He early on in the text lazily brushes over arguments he views as “philosophical masturbation” and argues in favour of socially-normative forms of knowledge. But shortly after he flips over to claim that rewilding has provided him a “complex lens” that he uses to see through the myths of civilisation. At points he acknowledges cultural biases in discourse, but stunningly holds his initial normative position. For someone who is a philosophy nerd and a lover of stuff regarding rewilding, the level of cognitive dissonance is quite unnerving from the outset.
Throughout the text there is a lot that is very annoying about the book. Poor attempts at discourse analysis; poorly argued speculative claims; accounts of subjects, such as agriculture, veganism and permaculture, that could be easily improved with some evidence to back them up; annoyingly pretentious sections on his use of alternative English language, full of semantic waffling and claims (again) devoid of anything to back them up; pointless chapters where he barely touches upon the supposed subject, using them to vent about people posting in his blogs comments section, conversations he overhears and obviously stupid articles. This is what dominates the overall content.

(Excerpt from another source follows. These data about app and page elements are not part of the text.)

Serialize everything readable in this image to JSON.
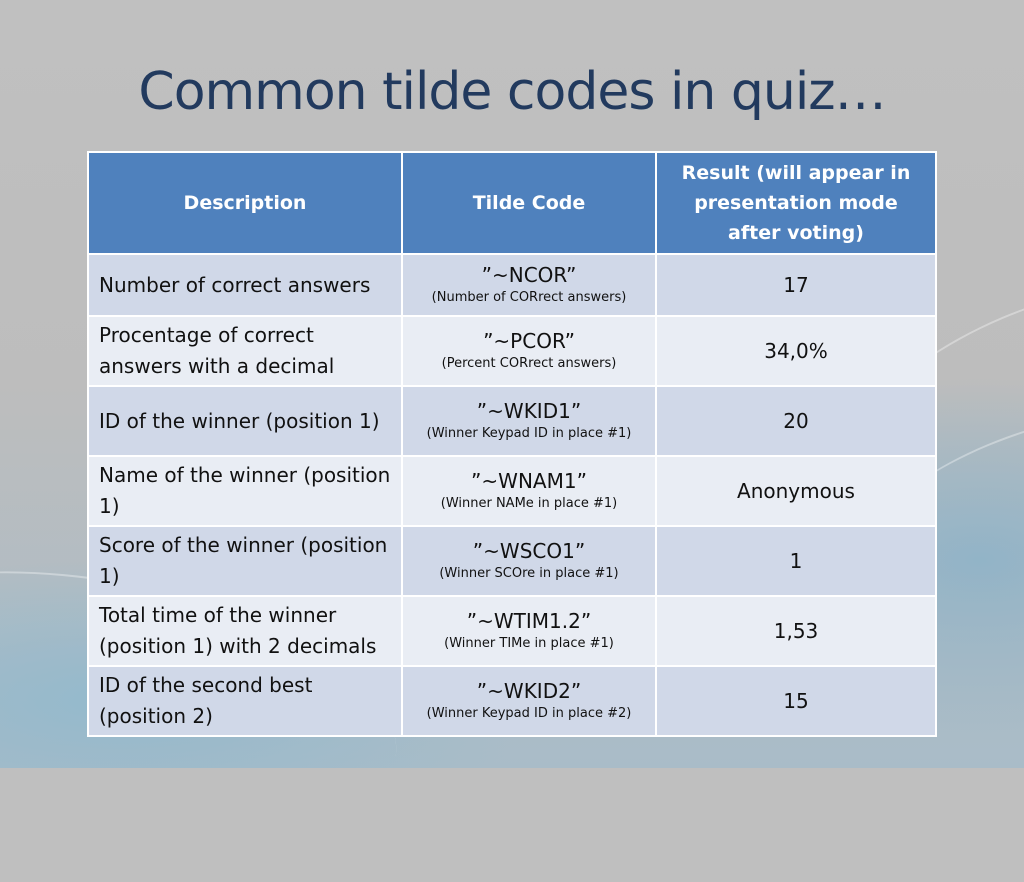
{
  "slide": {
    "title": "Common tilde codes in quiz…"
  },
  "table": {
    "headers": {
      "description": "Description",
      "tilde_code": "Tilde Code",
      "result": "Result (will appear in presentation mode after voting)"
    },
    "rows": [
      {
        "description": "Number of correct answers",
        "code": "”~NCOR”",
        "code_note": "(Number of CORrect answers)",
        "result": "17"
      },
      {
        "description": "Procentage of correct answers with a decimal",
        "code": "”~PCOR”",
        "code_note": "(Percent CORrect answers)",
        "result": "34,0%"
      },
      {
        "description": "ID of the winner (position 1)",
        "code": "”~WKID1”",
        "code_note": "(Winner Keypad ID in place #1)",
        "result": "20"
      },
      {
        "description": "Name of the winner (position 1)",
        "code": "”~WNAM1”",
        "code_note": "(Winner NAMe in place #1)",
        "result": "Anonymous"
      },
      {
        "description": "Score of the winner (position 1)",
        "code": "”~WSCO1”",
        "code_note": "(Winner SCOre in place #1)",
        "result": "1"
      },
      {
        "description": "Total time of the winner (position 1) with 2 decimals",
        "code": "”~WTIM1.2”",
        "code_note": "(Winner TIMe in place #1)",
        "result": "1,53"
      },
      {
        "description": "ID of the second best (position 2)",
        "code": "”~WKID2”",
        "code_note": "(Winner Keypad ID in place #2)",
        "result": "15"
      }
    ]
  },
  "colors": {
    "header_bg": "#4f81bd",
    "row_odd_bg": "#d0d8e8",
    "row_even_bg": "#e9edf4",
    "title_color": "#223a5e"
  }
}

Sections like his critique of pacifism and account of ageism, while could have been improved with some degree of evidential analysis, are better than the others. Urban Scout/Bauer again states a lot of positions that are very typical of those held by people in the radical environmentalist political camp, and writes them in a way that is easily accessible to the reader. That being said, I would not suggest this book as an introduction to this type of thought, mainly due to the lack of substantial argument. I would recommend this book mainly to those interested in Urban Scout, who already have a background in this type of writing/politics/lifestyle.
Urban Scout undoubtedly holds value as an internet presence for anti-civ thought. Peter and his organisation Rewild Portland does fantastic work, an account of which would probably make for a very good book (should Peter decide to write another).
The book is written in a style very reminiscent of Derrick Jensen and draws massively from the philosophy of Daniel Quinn (though is not of the same quality of either of them). If you enjoy either of these 2 writers and/or are interested in Urban Scout/Bauer’s work, purchase this book and please enjoy it. Most of what is argued I agree with, it just isn’t argued particularly well, with a great deal of inconsistency.
As for rating the book, I give it a 5/10.